Managers must weed the garden
The most effective managers apply consistent pressure. They are firm but fair in the way they hold their people accountable
One of the benefits of working with RESULTS.com is that we get to observe thousands of teams working on their Goals, and by analyzing the patterns we quickly learn what works and what doesn’t in terms of achieving better business results.
We see many business leaders start out with good intentions to operate their business in a more transparent manner. They involve their people in the decision making process, and then use software dashboards to make the chosen KPIs, Projects and Tasks visible so that everyone in the organization is aligned and focused, and can see how their work contributes to the bigger picture.
Capturing this information on a dashboard enables everyone to see which teams are performing well, and which teams are not performing so well. Likewise, they can see which people are performing well, and who needs more help and support. This level of radical transparency has been shown to improve organizational performance.
However, radical transparency by itself is not enough. Management dashboards will certainly help you to manage your organization more effectively, but they do not replace the need for effective management practices.
Managers still need to manage.
Making performance visible is just the first step. Team leaders still need to coach and support their people to ensure they are achieving the required standard of performance and meeting their deadlines consistently.
If you are a manager or team leader, you must meet with your people regularly to discuss their performance. We have written previously that the one on one meeting is the most important meeting you will ever have.
First of all, good performance and achievements should be praised and acknowledged. Are you praising your people frequently enough?
However, any Projects or Tasks that are overdue, or KPIs that are below standard, must be discussed and dealt with at this weekly meeting. Otherwise, you are implicitly communicating to your team members that accountability is not important in your organization.
Your team members can clearly see when their Goals and Tasks are “in the red”, because it is staring them in the face on their dashboard, but their manager is not saying anything, so being in the red must be OK?
No, it’s not OK.
Weed the garden.
Letting people off the hook without even discussing these matters, is like letting weeds grow in your garden. If you don’t pull the weeds out quickly, the weeds will quickly take over your garden and choke the growth of your crops.
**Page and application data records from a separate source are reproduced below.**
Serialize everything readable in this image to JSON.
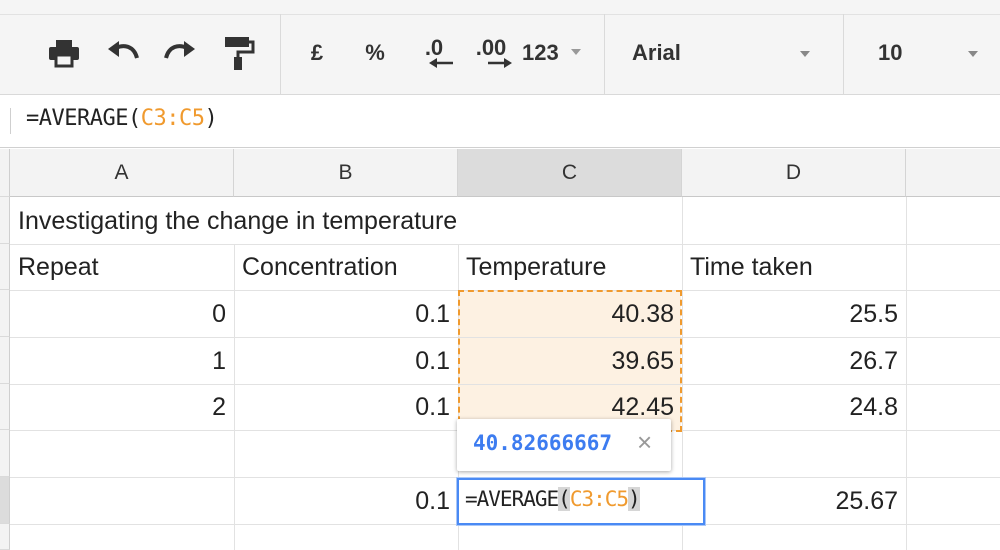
{
  "toolbar": {
    "currency_label": "£",
    "percent_label": "%",
    "decrease_decimals_label": ".0",
    "increase_decimals_label": ".00",
    "number_format_label": "123",
    "font_family": "Arial",
    "font_size": "10"
  },
  "formula_bar": {
    "prefix": "=AVERAGE(",
    "range": "C3:C5",
    "suffix": ")"
  },
  "columns": [
    "A",
    "B",
    "C",
    "D"
  ],
  "cells": {
    "title": "Investigating the change in temperature",
    "headers": [
      "Repeat",
      "Concentration",
      "Temperature",
      "Time taken"
    ],
    "rows": [
      [
        "0",
        "0.1",
        "40.38",
        "25.5"
      ],
      [
        "1",
        "0.1",
        "39.65",
        "26.7"
      ],
      [
        "2",
        "0.1",
        "42.45",
        "24.8"
      ]
    ],
    "summary": {
      "b": "0.1",
      "d": "25.67"
    }
  },
  "editor": {
    "prefix": "=AVERAGE",
    "open_paren": "(",
    "range": "C3:C5",
    "close_paren": ")"
  },
  "tooltip": {
    "value": "40.82666667",
    "close": "×"
  },
  "colors": {
    "range_reference": "#f09a2e",
    "active_border": "#4a8af4",
    "tooltip_value": "#3d7cf0"
  }
}
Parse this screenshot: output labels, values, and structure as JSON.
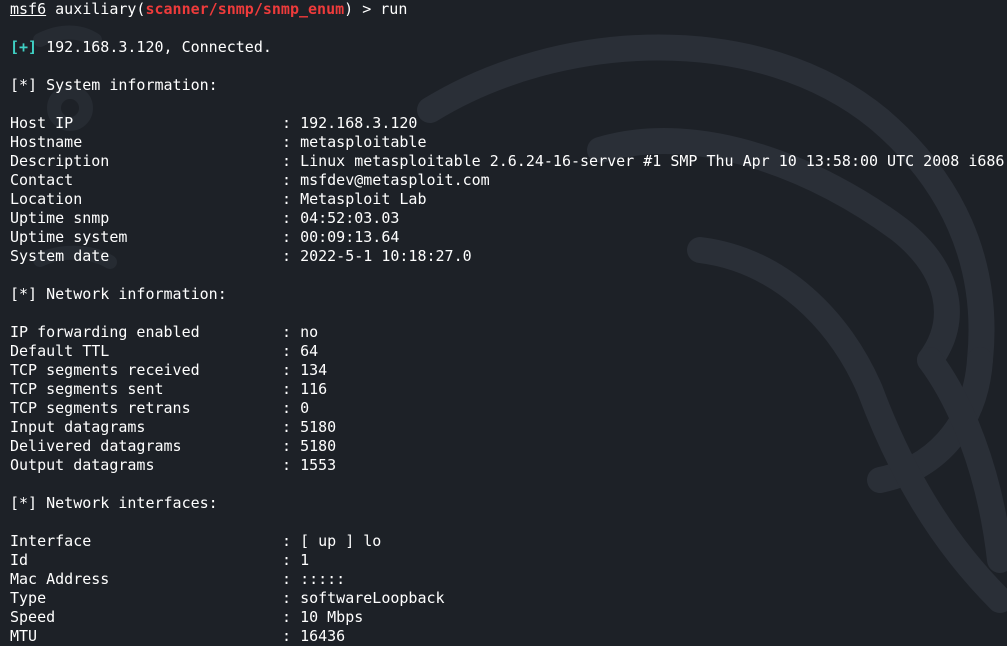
{
  "prompt": {
    "user": "msf6",
    "prefix": " auxiliary(",
    "module": "scanner/snmp/snmp_enum",
    "suffix": ") > ",
    "command": "run"
  },
  "connected": {
    "tag": "[+]",
    "text": " 192.168.3.120, Connected."
  },
  "sections": [
    {
      "heading": "[*] System information:",
      "rows": [
        {
          "key": "Host IP",
          "value": "192.168.3.120"
        },
        {
          "key": "Hostname",
          "value": "metasploitable"
        },
        {
          "key": "Description",
          "value": "Linux metasploitable 2.6.24-16-server #1 SMP Thu Apr 10 13:58:00 UTC 2008 i686"
        },
        {
          "key": "Contact",
          "value": "msfdev@metasploit.com"
        },
        {
          "key": "Location",
          "value": "Metasploit Lab"
        },
        {
          "key": "Uptime snmp",
          "value": "04:52:03.03"
        },
        {
          "key": "Uptime system",
          "value": "00:09:13.64"
        },
        {
          "key": "System date",
          "value": "2022-5-1 10:18:27.0"
        }
      ]
    },
    {
      "heading": "[*] Network information:",
      "rows": [
        {
          "key": "IP forwarding enabled",
          "value": "no"
        },
        {
          "key": "Default TTL",
          "value": "64"
        },
        {
          "key": "TCP segments received",
          "value": "134"
        },
        {
          "key": "TCP segments sent",
          "value": "116"
        },
        {
          "key": "TCP segments retrans",
          "value": "0"
        },
        {
          "key": "Input datagrams",
          "value": "5180"
        },
        {
          "key": "Delivered datagrams",
          "value": "5180"
        },
        {
          "key": "Output datagrams",
          "value": "1553"
        }
      ]
    },
    {
      "heading": "[*] Network interfaces:",
      "rows": [
        {
          "key": "Interface",
          "value": "[ up ] lo"
        },
        {
          "key": "Id",
          "value": "1"
        },
        {
          "key": "Mac Address",
          "value": ":::::"
        },
        {
          "key": "Type",
          "value": "softwareLoopback"
        },
        {
          "key": "Speed",
          "value": "10 Mbps"
        },
        {
          "key": "MTU",
          "value": "16436"
        }
      ]
    }
  ],
  "separator": ": ",
  "colors": {
    "background": "#1d2127",
    "text": "#ffffff",
    "module": "#ee3b3b",
    "status_plus": "#3fd0c4"
  },
  "icons": {
    "background": "kali-dragon-icon"
  }
}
The weeds aren’t going to remove themselves, and they are much easier to deal with when they are still small and there aren’t too many.
Below standard performance isn’t going to fix itself either, and problems like this are much easier to fix if you nip them in the bud when you first observe them; before it becomes the norm. Trust me on this.
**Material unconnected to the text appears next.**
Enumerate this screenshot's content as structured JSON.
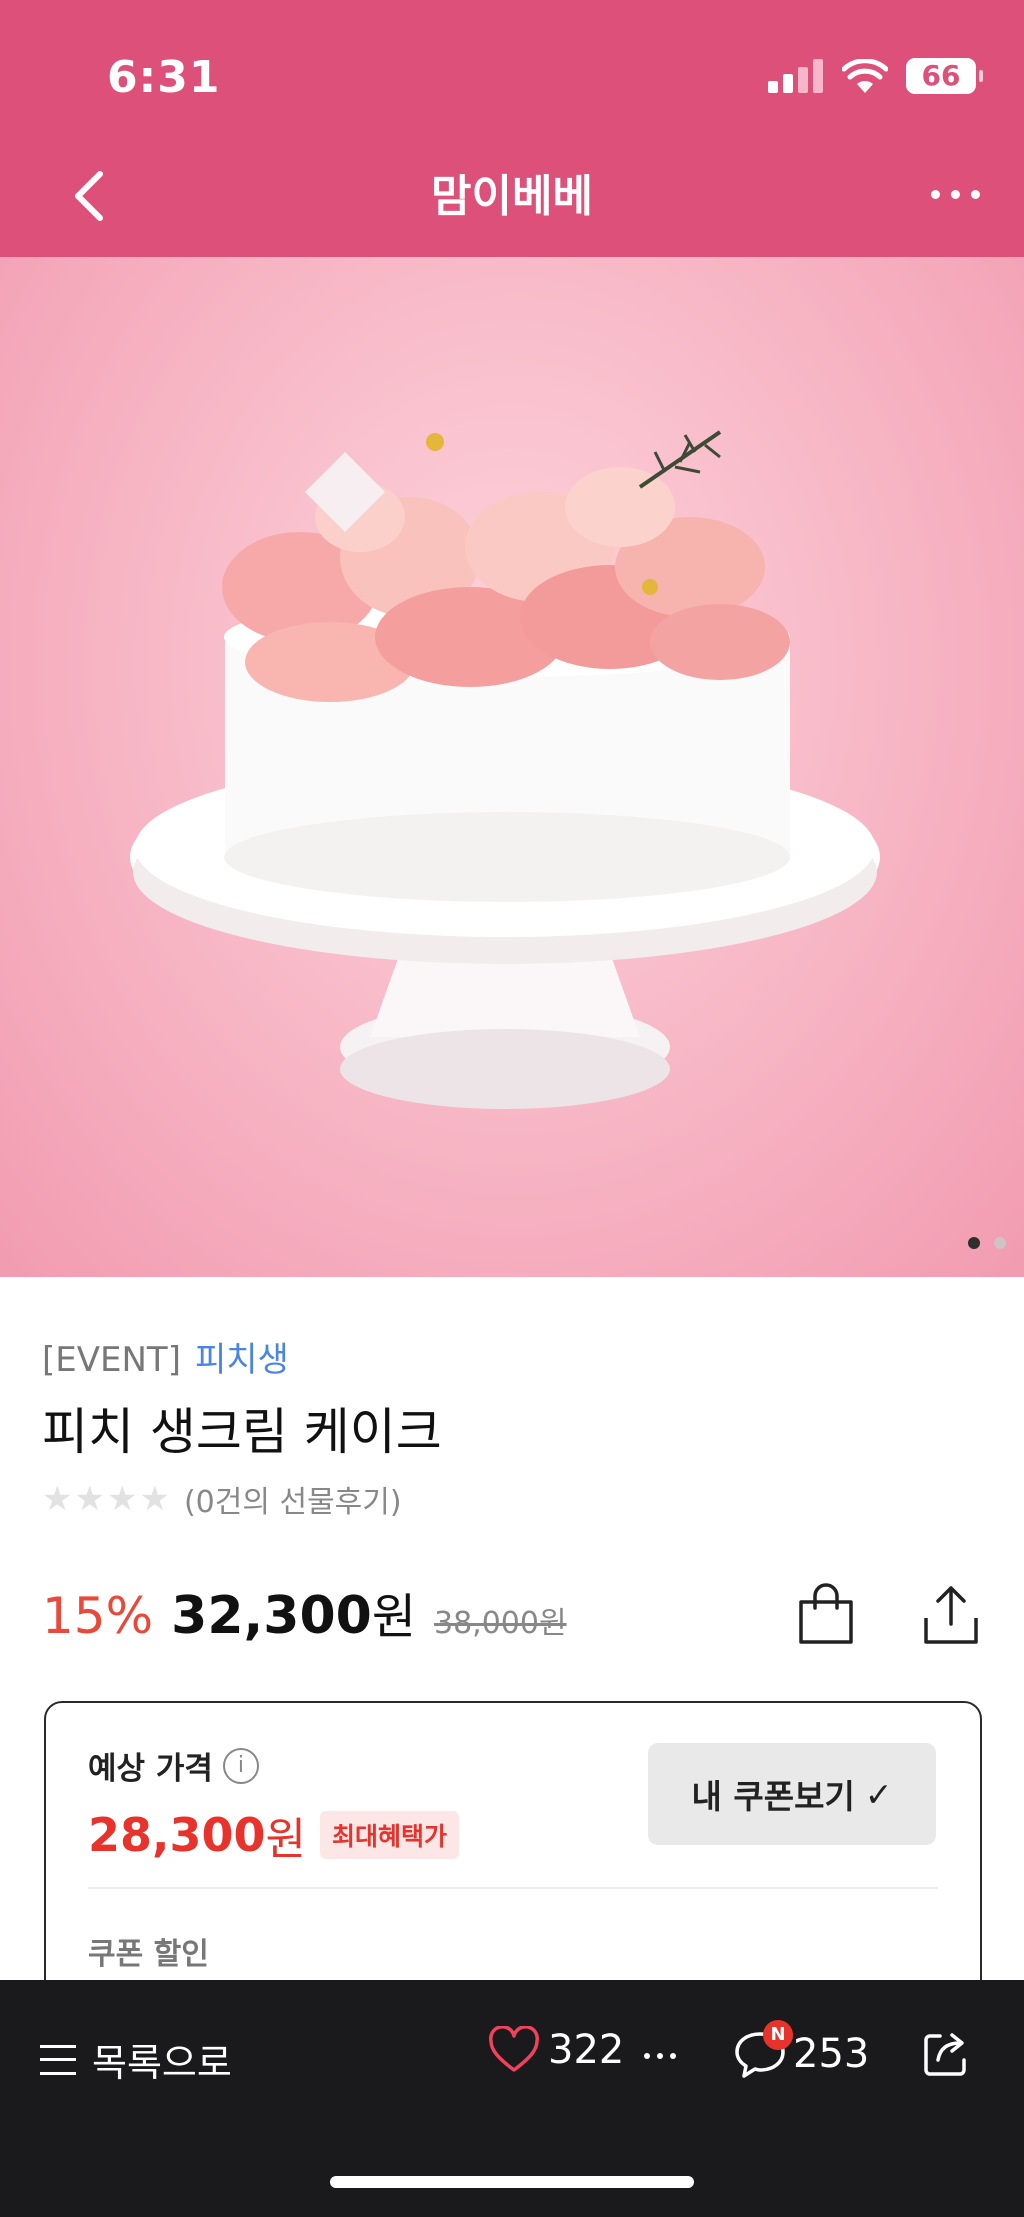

A software tool is not going to manage your people for you. Yes, it will help you to be a more effective manager, but only if you meet with your people to discuss their dashboard, and follow up to make sure things are getting done.
It’s like pushing a car.
Another story I share with managers to help them understand this concept is the analogy of pushing a car. It takes a big heave and a lot of effort to get a stationary car moving, but once the car is in motion all you need to do is continue to apply firm and consistent pressure to keep it moving. However, if you stop pushing, the car will stop, and you are back where you started. Now you have to give it a big heave to get things moving again.
It’s the same principle when using management dashboards to drive better results. It takes a big heave at the beginning to get things moving, but then all you need to do is apply firm and consistent pressure to keep things in motion.
However, if you relax that pressure, your progress will quickly grind to a halt, and you won’t be experiencing the full benefits of making performance visible.
When I look at our clients, the most effective managers I see are those who apply consistent pressure. They are firm but fair.
And they keep their garden weed free !